Mullen said the commission looks at every tip, which requires a coordinated effort that includes Indiana’s Board of Animal Health, local law enforcement, prosecutors serving search warrants and more.
Organizations such as ASPCA and the Humane Society’s role often go understated, too. They have helped with legal cases, documenting fighting pits, weapons, animals and their housing conditions, in addition to assisting in transporting and caring for victimized animals.
In one example from Wells County in 2022, a 10-hour process took place in broad daylight that resulted in the Humane Society documenting 139 roosters and hens that were saved. Each was transported in its own crate within a horse trailer to an undisclosed location for safety purposes.
Redefining ‘reasonable expenses’
These organizations and other local shelters have fought an uphill battle with impounded animals, all while absorbing the associated costs. It was unsustainable, and change needed to take place.
“I think a lot of it did have to do with how the current law was structured,” Mullen told the Indiana Capital Chronicle. “And one of the reasons that we pursued this change, they were just having a difficult time with the resources in this state.”
The current system allows courts to set bonds for animal care based on reasonable expenses for the case. Reasonable expenses are limited to four categories:
- Medical care
According to Mullen, low-bond situations frequently occur where real costs exceed what the state deemed reasonable to award.
“The greater impact of that is the Indiana Gaming Commission sometimes struggles to find outside agencies that are able to assist or willing to assist due to the cost and risk of impounding these animals,” said Mullen.
The euthanasia discussion
Euthanasia is a topic that makes many people uncomfortable.

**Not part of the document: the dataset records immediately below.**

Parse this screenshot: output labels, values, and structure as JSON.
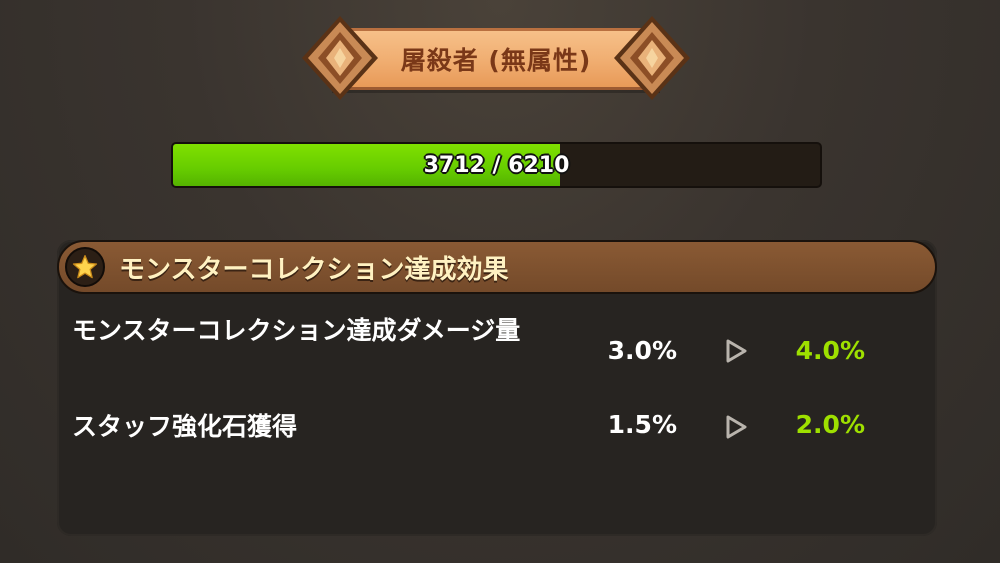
{
  "header": {
    "title": "屠殺者 (無属性)"
  },
  "progress": {
    "current": 3712,
    "max": 6210,
    "label": "3712 / 6210"
  },
  "panel": {
    "title": "モンスターコレクション達成効果",
    "rows": [
      {
        "label": "モンスターコレクション達成ダメージ量",
        "from": "3.0%",
        "to": "4.0%"
      },
      {
        "label": "スタッフ強化石獲得",
        "from": "1.5%",
        "to": "2.0%"
      }
    ]
  },
  "icons": {
    "banner_cap": "diamond-ornament-icon",
    "header_badge": "star-icon",
    "row_arrow": "play-arrow-icon"
  },
  "colors": {
    "progress_fill": "#66cc00",
    "new_value": "#9ee000",
    "panel_title": "#fff2c2",
    "banner_title": "#7a3818"
  }
}
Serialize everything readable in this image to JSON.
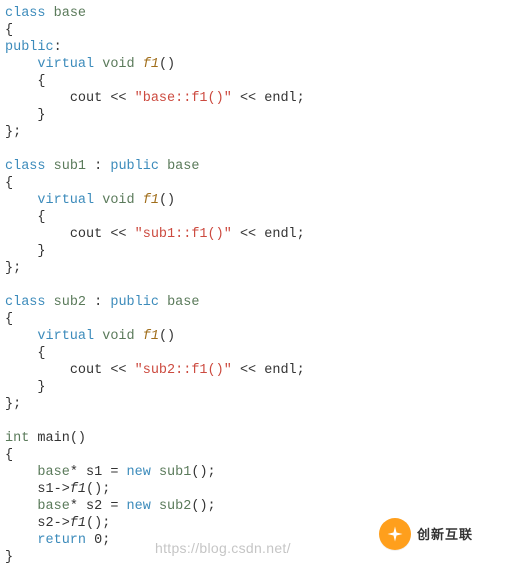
{
  "code": {
    "class_base": {
      "kw_class": "class",
      "name": "base",
      "kw_public": "public",
      "colon": ":",
      "kw_virtual": "virtual",
      "kw_void": "void",
      "fn": "f1",
      "parens": "()",
      "cout_prefix": "cout << ",
      "str": "\"base::f1()\"",
      "cout_suffix": " << endl;"
    },
    "class_sub1": {
      "kw_class": "class",
      "name": "sub1",
      "kw_public": "public",
      "base_name": "base",
      "kw_virtual": "virtual",
      "kw_void": "void",
      "fn": "f1",
      "parens": "()",
      "cout_prefix": "cout << ",
      "str": "\"sub1::f1()\"",
      "cout_suffix": " << endl;"
    },
    "class_sub2": {
      "kw_class": "class",
      "name": "sub2",
      "kw_public": "public",
      "base_name": "base",
      "kw_virtual": "virtual",
      "kw_void": "void",
      "fn": "f1",
      "parens": "()",
      "cout_prefix": "cout << ",
      "str": "\"sub2::f1()\"",
      "cout_suffix": " << endl;"
    },
    "main_fn": {
      "kw_int": "int",
      "name": "main",
      "parens": "()",
      "line1": {
        "type": "base",
        "star_var": "* s1 = ",
        "kw_new": "new",
        "ctor": "sub1",
        "tail": "();"
      },
      "line2": {
        "obj_arrow": "s1->",
        "fn": "f1",
        "tail": "();"
      },
      "line3": {
        "type": "base",
        "star_var": "* s2 = ",
        "kw_new": "new",
        "ctor": "sub2",
        "tail": "();"
      },
      "line4": {
        "obj_arrow": "s2->",
        "fn": "f1",
        "tail": "();"
      },
      "line5": {
        "kw_return": "return",
        "val": " 0;"
      }
    }
  },
  "watermark": {
    "url": "https://blog.csdn.net/",
    "brand": "创新互联"
  }
}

However, it was a very real part of this discussion around SB 423.
Medical professionals and regulators alike agreed that the regulations around euthanizing an animal were too limiting, even presenting risks to humans and other animals. Many of the chickens and dogs recovered from animal fighting rings lived lives of violence, causing an array of potential liabilities.
The new bill provides veterinarians added discretion to perform humane euthanasia for a number of reasons, including:
- Presenting a threat to other animals or people
- Infection of any disease, particularly deadly ones like avian flu and Exotic Newcastle Disease
- Being in the best interest of an animal due to extreme pain and suffering
Language in the bill also confirms the state’s backing of its doctors’ decisions in oft-contentious cases. Any private professional who performs euthanasia under these conditions receives civil immunity.
Future efforts will grow
Come July 1, Mullen predicts that the increased funding and efforts will also result in more tips and opportunities to go after illegal animal gambling rings.
These rings continue to operate until people make them known. At the end of the day, the IGC looks to shut them down in order to protect people and animals alike.
“My wish is that we never had to work one of these cases,” said IGC Deputy Director Jenny Reske. “The fact that we have to go to the legislature like this is a testament to why we need to be able to do more good.”